We’ll make our item a Sandwich and set its Scope to ‘1 Ally’ since we want to be able to choose who will be commenting on the item.
Now onto our commentary common event. It starts the same way as our other common event, setting a variable to get the item’s ID number, but we also need another variable to find which actor was chosen. The Last option in the variable command lets us grab the actor ID as easily as the item ID, so all we need to do is check which party member the player can get and make sure there’s a Conditional Branch that matches all our possible party members.
With those Conditional Branches all set up, we just need to add in what the party members will say. I decided to show the party member bust along with their message, but as long as the player knows who’s speaking it’s fine to keep things simple if it fits your game.
In the case of this sandwich their comments aren’t too exciting, but for more important items it could lead players to discover new things. Maybe a magical scroll can only be read by your mage character and they discover a brand-new spell, or a ragged note has some symbols on it that your thief recognizes as a treasure map to a secret stash of weapons.
Common events can add a ton of extra details to our game’s items, from giving us a way to show our world map to our players whenever they want to see it to just having more than a two-lined description so that the player can learn all they could possibly want to know about the item. Now that you know how to do it, what other things could you do with items and common events?

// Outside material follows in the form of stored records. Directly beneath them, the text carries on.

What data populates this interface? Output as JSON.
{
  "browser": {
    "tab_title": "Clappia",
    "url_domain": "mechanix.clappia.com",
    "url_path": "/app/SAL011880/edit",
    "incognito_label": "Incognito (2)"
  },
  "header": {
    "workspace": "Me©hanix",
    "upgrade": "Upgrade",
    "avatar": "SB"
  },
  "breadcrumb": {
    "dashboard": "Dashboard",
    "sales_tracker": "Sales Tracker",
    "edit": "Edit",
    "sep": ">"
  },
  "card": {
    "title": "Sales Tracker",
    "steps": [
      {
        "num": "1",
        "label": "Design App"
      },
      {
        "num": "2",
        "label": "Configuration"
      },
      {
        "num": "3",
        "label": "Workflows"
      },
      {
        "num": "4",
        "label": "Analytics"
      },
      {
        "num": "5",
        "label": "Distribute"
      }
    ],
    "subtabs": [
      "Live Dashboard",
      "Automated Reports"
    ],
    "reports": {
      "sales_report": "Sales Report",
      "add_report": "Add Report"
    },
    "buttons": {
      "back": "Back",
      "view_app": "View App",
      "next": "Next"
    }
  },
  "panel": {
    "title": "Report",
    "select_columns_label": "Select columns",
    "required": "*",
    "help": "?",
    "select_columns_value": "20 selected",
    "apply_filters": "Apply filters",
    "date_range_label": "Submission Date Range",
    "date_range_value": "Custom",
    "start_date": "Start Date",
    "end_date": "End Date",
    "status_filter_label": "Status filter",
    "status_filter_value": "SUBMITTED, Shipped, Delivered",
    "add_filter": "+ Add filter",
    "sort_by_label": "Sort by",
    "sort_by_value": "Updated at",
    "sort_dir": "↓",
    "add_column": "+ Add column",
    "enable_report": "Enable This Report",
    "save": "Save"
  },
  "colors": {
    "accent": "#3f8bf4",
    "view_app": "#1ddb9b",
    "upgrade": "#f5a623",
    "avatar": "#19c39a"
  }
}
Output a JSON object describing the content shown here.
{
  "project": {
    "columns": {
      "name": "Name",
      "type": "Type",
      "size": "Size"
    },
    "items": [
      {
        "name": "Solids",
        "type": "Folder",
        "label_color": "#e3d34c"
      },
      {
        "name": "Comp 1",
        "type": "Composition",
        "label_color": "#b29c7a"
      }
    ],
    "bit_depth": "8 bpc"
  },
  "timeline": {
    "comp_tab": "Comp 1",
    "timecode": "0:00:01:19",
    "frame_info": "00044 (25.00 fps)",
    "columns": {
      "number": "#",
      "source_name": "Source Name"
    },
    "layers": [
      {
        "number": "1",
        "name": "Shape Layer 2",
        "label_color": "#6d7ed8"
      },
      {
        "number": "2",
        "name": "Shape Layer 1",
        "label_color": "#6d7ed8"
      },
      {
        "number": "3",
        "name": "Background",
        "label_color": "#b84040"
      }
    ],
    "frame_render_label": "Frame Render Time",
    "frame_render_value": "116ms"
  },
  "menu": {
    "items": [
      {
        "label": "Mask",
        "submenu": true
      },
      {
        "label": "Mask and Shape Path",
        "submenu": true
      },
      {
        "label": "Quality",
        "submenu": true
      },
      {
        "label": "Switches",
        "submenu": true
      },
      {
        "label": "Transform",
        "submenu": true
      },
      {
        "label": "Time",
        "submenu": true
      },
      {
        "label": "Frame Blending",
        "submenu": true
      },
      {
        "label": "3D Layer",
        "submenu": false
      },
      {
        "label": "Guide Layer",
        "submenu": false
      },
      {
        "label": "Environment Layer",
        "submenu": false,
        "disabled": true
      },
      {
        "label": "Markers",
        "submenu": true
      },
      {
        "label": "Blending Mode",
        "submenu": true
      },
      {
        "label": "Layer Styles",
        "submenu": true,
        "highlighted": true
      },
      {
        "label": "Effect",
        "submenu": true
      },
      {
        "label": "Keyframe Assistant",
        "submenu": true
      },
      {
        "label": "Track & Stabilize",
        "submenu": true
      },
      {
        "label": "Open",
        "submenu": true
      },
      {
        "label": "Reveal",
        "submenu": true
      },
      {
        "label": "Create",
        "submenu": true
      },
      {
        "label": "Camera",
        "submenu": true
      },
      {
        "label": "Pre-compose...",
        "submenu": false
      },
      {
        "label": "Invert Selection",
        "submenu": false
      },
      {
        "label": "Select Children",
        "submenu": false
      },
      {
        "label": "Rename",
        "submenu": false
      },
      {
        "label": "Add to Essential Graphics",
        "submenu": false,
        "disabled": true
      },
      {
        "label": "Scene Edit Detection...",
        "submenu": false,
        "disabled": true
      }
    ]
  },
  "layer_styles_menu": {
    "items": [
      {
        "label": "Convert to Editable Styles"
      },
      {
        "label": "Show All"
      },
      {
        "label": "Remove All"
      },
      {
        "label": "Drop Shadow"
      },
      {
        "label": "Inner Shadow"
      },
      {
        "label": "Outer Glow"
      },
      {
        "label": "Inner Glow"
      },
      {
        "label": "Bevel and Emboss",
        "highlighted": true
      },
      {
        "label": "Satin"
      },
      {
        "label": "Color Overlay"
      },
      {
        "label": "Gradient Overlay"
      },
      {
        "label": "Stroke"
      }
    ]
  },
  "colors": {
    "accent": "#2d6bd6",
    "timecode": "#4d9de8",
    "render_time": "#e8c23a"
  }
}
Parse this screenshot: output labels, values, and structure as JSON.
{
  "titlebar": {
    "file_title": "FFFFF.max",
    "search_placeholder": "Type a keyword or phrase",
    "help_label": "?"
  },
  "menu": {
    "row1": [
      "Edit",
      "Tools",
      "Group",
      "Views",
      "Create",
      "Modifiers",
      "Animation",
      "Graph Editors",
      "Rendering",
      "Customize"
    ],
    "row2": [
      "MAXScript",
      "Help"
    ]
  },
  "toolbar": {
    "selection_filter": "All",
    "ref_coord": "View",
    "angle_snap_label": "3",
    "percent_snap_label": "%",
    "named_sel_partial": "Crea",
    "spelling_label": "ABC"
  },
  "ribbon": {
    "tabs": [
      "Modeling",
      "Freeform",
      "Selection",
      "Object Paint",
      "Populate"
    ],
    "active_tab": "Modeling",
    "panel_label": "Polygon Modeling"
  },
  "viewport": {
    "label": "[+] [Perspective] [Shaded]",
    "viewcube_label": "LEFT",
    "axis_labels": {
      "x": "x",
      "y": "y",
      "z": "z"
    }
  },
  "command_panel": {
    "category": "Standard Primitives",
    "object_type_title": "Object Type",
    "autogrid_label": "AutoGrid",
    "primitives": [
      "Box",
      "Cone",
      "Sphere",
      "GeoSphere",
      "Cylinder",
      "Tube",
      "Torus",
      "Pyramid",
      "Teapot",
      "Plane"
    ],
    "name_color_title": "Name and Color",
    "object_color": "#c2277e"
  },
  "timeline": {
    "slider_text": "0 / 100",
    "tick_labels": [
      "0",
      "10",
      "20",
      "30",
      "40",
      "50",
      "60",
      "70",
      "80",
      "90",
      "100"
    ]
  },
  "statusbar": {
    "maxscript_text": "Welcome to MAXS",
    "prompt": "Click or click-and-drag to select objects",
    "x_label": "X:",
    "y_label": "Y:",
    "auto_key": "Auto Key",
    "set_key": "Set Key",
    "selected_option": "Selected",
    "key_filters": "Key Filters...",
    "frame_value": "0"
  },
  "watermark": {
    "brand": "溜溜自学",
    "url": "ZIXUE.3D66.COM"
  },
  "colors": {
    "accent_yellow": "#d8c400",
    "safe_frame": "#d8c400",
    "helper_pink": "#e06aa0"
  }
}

Steam Next Fest is here, and it is a time to explore tons of upcoming games, and the team at AstralShift in cooperation with the VisuStella team and Komodo, has joined the festivities with the release of the Demo for their RPG Maker Game Pocket Mirror ~ GoldenerTraum!